How to: Research for Art Collecting

By Laura Smith

Instagram: @curatingthewall

Pinterest: www.pinterest.com/thelaurasmith

Art buying or collecting, these days, is becoming more and more attainable; there are a plethora of articles, guides and how-to’s on purchasing your first piece of art. Top art magazines all the way to business journals are strutting their DIY stuff to help their readers become the newest art connoisseurs. And their first and strongest suggestion of them all, to do your research.

However, research isn’t always explained, it is simply expected. Research isn’t necessarily easy when it comes to contemporary art. When googling an artist or a style of art, usually the most popular and most expensive work appears at the top of the page – not the most useful for someone who is starting out their art collection. How are you supposed to know how to research something brand new to you?

In order to aid the amateur art collectors out there that need to know what fundamental research really means and how to do it, I’ve put together a little jumpstart guide to get your art motor running!

· First and foremost, get to know what you like. What visually stimulates you, inspires you? It could be anything from nature to technology to people. This is so important, your research ultimately begins with yourself, your ideas about what is interesting or beautiful or simply aesthetically or intellectually stimulating are what will fuel your purchase, making it the most enjoyable and productive experience! Even if it’s one little word, like sun. Imagine all the feelings that come with sun, all the images that represent the sun, keep these in mind as you begin exploring.
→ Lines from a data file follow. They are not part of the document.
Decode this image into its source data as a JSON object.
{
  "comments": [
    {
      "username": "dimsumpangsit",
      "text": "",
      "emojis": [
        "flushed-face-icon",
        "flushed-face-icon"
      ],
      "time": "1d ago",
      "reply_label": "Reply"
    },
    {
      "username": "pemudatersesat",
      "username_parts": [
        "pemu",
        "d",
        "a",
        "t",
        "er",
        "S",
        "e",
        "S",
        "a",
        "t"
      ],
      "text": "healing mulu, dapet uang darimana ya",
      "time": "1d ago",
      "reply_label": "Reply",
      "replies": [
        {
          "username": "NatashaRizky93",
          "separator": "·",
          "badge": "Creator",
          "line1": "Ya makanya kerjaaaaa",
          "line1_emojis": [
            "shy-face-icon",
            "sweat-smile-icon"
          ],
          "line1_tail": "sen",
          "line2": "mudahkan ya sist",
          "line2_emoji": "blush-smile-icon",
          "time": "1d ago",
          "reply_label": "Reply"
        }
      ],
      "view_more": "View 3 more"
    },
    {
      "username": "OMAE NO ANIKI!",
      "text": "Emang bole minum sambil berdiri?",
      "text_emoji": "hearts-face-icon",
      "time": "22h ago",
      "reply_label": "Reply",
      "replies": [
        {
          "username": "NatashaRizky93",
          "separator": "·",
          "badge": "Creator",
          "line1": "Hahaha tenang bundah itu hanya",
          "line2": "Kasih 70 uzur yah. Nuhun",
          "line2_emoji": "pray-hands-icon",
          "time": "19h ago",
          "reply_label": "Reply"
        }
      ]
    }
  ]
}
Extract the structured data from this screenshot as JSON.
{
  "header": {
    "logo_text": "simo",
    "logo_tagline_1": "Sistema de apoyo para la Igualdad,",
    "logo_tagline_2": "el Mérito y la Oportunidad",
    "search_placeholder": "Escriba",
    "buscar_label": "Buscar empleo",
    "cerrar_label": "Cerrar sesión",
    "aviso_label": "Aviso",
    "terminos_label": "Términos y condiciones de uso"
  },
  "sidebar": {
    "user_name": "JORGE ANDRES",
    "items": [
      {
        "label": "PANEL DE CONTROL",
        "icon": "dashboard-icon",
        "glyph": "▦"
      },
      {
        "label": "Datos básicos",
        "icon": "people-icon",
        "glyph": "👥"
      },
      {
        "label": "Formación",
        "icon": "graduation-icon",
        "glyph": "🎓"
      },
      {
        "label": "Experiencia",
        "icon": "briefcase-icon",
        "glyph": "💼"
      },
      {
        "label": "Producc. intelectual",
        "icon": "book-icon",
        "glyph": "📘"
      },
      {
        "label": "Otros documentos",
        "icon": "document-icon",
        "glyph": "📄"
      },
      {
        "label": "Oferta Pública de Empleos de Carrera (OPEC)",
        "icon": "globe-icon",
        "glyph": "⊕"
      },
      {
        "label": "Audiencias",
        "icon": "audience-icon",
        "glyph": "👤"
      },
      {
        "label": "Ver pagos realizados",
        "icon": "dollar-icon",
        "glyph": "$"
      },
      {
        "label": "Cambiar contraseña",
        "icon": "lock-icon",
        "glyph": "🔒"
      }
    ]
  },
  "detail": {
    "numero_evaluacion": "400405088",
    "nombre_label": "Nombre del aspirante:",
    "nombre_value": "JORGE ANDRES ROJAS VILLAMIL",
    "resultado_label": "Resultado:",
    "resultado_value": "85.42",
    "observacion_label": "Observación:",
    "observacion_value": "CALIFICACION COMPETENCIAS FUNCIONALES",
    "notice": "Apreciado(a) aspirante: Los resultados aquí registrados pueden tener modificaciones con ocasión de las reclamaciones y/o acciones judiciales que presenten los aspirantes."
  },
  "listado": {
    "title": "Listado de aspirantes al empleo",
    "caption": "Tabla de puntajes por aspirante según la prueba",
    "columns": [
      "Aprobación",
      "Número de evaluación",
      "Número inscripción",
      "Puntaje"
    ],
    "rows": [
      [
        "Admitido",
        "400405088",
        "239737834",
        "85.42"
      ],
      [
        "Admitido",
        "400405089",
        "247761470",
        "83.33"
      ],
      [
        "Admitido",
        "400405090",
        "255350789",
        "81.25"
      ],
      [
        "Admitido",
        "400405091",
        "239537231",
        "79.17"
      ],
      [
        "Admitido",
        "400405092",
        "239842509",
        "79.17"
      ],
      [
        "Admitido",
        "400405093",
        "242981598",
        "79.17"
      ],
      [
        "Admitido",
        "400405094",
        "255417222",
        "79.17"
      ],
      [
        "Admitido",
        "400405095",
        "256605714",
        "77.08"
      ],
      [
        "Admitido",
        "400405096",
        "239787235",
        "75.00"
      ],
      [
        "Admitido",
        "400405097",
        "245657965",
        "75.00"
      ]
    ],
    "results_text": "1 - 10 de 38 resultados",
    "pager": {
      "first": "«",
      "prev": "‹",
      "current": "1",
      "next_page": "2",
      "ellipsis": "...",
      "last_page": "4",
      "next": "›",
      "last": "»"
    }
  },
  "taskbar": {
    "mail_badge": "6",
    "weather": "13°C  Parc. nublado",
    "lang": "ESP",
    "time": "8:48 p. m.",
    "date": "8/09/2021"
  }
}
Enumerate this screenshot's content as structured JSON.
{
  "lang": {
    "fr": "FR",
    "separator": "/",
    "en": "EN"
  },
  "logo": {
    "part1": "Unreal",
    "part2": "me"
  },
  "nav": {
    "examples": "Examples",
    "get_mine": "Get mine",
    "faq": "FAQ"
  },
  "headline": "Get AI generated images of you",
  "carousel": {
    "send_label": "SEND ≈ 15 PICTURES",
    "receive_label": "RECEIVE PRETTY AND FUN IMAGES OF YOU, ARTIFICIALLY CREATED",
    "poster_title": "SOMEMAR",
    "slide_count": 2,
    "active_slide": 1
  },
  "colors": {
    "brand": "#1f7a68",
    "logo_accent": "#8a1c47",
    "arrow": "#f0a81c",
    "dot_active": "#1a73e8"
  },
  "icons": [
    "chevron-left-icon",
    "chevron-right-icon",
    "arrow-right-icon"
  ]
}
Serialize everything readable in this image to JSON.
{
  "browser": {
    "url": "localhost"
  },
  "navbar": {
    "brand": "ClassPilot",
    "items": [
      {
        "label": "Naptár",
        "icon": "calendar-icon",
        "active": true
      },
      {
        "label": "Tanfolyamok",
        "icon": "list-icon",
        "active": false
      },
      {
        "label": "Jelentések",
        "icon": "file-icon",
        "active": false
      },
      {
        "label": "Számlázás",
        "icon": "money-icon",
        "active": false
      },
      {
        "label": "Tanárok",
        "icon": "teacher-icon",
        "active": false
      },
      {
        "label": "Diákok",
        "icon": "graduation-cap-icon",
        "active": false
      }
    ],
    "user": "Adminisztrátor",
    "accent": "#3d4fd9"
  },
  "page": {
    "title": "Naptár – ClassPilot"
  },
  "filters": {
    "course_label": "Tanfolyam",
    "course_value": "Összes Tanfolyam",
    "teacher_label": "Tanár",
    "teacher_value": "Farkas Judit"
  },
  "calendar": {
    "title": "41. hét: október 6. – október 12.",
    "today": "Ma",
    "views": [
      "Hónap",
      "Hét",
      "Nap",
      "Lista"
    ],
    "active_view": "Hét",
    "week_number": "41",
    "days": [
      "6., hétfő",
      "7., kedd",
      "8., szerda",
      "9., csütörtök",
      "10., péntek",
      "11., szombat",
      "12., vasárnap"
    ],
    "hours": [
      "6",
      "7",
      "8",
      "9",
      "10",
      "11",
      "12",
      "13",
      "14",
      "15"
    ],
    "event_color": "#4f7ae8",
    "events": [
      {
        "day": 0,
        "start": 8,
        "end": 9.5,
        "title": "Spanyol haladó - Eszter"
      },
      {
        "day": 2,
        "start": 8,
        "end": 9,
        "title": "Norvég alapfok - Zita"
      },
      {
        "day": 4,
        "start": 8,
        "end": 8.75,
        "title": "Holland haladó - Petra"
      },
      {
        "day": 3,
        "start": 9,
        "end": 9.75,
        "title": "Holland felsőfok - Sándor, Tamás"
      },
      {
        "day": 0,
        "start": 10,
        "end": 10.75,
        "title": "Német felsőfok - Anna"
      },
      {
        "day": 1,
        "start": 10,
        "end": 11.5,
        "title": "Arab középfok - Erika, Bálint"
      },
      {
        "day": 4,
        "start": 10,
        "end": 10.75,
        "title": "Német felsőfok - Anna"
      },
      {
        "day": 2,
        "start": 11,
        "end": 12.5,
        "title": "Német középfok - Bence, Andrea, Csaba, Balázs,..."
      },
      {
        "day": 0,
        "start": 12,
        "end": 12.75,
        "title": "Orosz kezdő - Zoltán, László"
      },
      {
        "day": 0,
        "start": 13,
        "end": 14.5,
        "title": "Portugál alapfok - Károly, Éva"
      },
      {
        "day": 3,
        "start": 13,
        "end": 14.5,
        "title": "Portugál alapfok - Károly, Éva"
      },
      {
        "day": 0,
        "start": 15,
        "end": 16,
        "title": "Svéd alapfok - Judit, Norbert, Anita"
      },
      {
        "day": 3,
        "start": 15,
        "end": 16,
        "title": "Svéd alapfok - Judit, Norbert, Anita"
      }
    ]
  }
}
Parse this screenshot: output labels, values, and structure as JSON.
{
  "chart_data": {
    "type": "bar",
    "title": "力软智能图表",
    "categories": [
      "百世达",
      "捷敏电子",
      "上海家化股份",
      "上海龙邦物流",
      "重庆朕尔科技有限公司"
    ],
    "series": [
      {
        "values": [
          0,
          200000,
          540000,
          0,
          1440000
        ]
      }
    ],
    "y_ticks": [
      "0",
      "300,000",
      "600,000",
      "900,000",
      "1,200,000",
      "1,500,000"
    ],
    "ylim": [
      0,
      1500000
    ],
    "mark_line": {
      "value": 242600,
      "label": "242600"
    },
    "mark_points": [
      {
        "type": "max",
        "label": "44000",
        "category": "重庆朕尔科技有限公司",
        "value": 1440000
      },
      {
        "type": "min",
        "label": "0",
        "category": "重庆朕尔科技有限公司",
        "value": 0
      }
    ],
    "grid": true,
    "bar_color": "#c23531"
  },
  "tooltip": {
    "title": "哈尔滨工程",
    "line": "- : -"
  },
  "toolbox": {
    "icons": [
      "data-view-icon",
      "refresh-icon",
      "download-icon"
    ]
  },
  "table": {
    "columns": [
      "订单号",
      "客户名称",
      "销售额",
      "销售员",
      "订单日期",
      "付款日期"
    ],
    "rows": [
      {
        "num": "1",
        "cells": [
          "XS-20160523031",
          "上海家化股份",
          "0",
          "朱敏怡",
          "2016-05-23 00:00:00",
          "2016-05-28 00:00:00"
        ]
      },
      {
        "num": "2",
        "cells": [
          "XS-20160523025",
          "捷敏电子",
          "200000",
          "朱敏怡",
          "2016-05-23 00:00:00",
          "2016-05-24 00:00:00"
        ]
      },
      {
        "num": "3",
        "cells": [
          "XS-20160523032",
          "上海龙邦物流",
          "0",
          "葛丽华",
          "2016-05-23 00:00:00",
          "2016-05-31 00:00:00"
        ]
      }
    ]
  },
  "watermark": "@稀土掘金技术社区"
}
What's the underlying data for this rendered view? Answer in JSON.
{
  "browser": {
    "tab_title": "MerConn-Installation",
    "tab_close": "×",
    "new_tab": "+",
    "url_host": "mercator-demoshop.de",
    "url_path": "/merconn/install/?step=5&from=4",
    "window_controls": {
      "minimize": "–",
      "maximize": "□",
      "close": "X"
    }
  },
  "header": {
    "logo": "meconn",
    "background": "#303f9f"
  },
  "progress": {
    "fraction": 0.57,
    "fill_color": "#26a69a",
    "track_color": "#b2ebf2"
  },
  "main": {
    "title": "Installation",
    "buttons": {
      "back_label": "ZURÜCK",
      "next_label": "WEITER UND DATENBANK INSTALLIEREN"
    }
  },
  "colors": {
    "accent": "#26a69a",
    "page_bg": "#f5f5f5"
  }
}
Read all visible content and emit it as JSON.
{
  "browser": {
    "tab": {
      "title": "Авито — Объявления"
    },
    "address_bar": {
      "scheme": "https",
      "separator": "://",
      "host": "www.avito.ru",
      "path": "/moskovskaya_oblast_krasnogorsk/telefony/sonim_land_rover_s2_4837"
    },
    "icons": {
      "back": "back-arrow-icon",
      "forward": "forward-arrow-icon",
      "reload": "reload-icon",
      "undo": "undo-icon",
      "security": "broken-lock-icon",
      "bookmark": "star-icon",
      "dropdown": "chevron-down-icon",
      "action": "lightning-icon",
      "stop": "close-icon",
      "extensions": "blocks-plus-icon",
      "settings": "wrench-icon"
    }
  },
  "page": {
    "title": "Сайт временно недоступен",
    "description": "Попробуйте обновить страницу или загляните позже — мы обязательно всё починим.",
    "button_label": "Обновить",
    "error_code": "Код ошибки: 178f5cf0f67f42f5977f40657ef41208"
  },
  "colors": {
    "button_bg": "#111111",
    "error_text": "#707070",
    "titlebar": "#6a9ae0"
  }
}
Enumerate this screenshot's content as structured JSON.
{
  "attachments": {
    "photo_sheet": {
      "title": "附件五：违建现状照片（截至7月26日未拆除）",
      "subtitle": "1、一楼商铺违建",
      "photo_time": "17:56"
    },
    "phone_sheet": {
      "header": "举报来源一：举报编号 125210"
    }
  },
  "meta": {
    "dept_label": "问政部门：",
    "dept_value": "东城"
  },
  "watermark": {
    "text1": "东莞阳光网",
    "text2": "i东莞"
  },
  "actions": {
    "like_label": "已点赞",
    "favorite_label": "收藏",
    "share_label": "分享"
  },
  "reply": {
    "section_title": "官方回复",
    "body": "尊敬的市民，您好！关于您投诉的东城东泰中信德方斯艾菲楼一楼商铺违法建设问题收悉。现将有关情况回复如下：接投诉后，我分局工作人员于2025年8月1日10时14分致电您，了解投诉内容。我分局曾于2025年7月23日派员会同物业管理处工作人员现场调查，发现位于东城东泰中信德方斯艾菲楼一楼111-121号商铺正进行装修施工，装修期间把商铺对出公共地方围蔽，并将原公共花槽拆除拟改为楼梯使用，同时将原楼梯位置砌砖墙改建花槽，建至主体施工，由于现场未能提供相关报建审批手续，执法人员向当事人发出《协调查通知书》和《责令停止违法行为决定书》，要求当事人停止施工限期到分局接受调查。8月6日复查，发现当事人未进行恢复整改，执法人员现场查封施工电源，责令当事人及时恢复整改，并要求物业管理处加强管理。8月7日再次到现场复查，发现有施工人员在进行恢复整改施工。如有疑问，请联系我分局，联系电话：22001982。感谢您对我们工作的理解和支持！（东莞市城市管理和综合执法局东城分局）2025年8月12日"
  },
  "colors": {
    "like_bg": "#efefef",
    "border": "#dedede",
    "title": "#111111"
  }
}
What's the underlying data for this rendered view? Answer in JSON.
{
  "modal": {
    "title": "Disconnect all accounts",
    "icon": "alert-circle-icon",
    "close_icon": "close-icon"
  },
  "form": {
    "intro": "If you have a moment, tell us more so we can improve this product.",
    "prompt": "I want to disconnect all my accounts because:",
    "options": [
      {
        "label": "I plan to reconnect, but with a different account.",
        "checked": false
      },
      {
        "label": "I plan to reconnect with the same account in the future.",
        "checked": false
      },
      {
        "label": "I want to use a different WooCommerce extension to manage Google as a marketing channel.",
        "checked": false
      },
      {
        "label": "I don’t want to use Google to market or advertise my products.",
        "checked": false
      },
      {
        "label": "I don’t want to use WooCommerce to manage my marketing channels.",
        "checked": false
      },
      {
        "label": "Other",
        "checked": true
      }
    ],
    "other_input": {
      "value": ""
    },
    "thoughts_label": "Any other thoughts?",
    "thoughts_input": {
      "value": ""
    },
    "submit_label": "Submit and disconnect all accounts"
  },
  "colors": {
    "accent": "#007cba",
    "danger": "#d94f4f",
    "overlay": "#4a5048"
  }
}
· Next, go out into the art world. This doesn’t just mean to large galleries or museums, this also means libraries, bookstores, antique shops, coffee shops (which tend to have local art for sale), art fairs and art schools, even street art or graffiti art. It is imperative to experience art. Art is not an innate object that takes space on a wall, art gives space to a room. Art moves you, challenges perspective and provokes the imagination. Books can be the most stimulating gateway for learning about art, photos of art are easier to come by in large amounts on pages than the walls of a gallery. Most importantly, take notes. While you are experiencing art, make note of what moves you, what kinds of details stand out to you? Did you see an artist you really liked on your journey? This will be your reference.

· Finally, start canvassing that reference material! This is when you can do the most accurate art fair, school, and gallery research. Now you know what you are looking for, it’s time to figure out where to find it. Let’s say you found an artist you really liked in a coffee shop during your experience in the art world, follow that lead! Start your search by looking up the artist on Facebook or Instagram, this will always produce ‘other artists like this one…’ or maybe you’ll come across an article in a magazine about this artist, read that magazine to get an idea of other art like it, and so it continues – your research motor is full speed! Let’s consider you didn’t find anything yet, but you have a list of clues, maybe you like abstract and traditional (not always easy to find in contemporary art). One of my favorite places to ask about traditional art, estate sales. Truly, the key is asking, put your interests out there and you’ll inevitably discover something spectacular.

Jenny Kroik.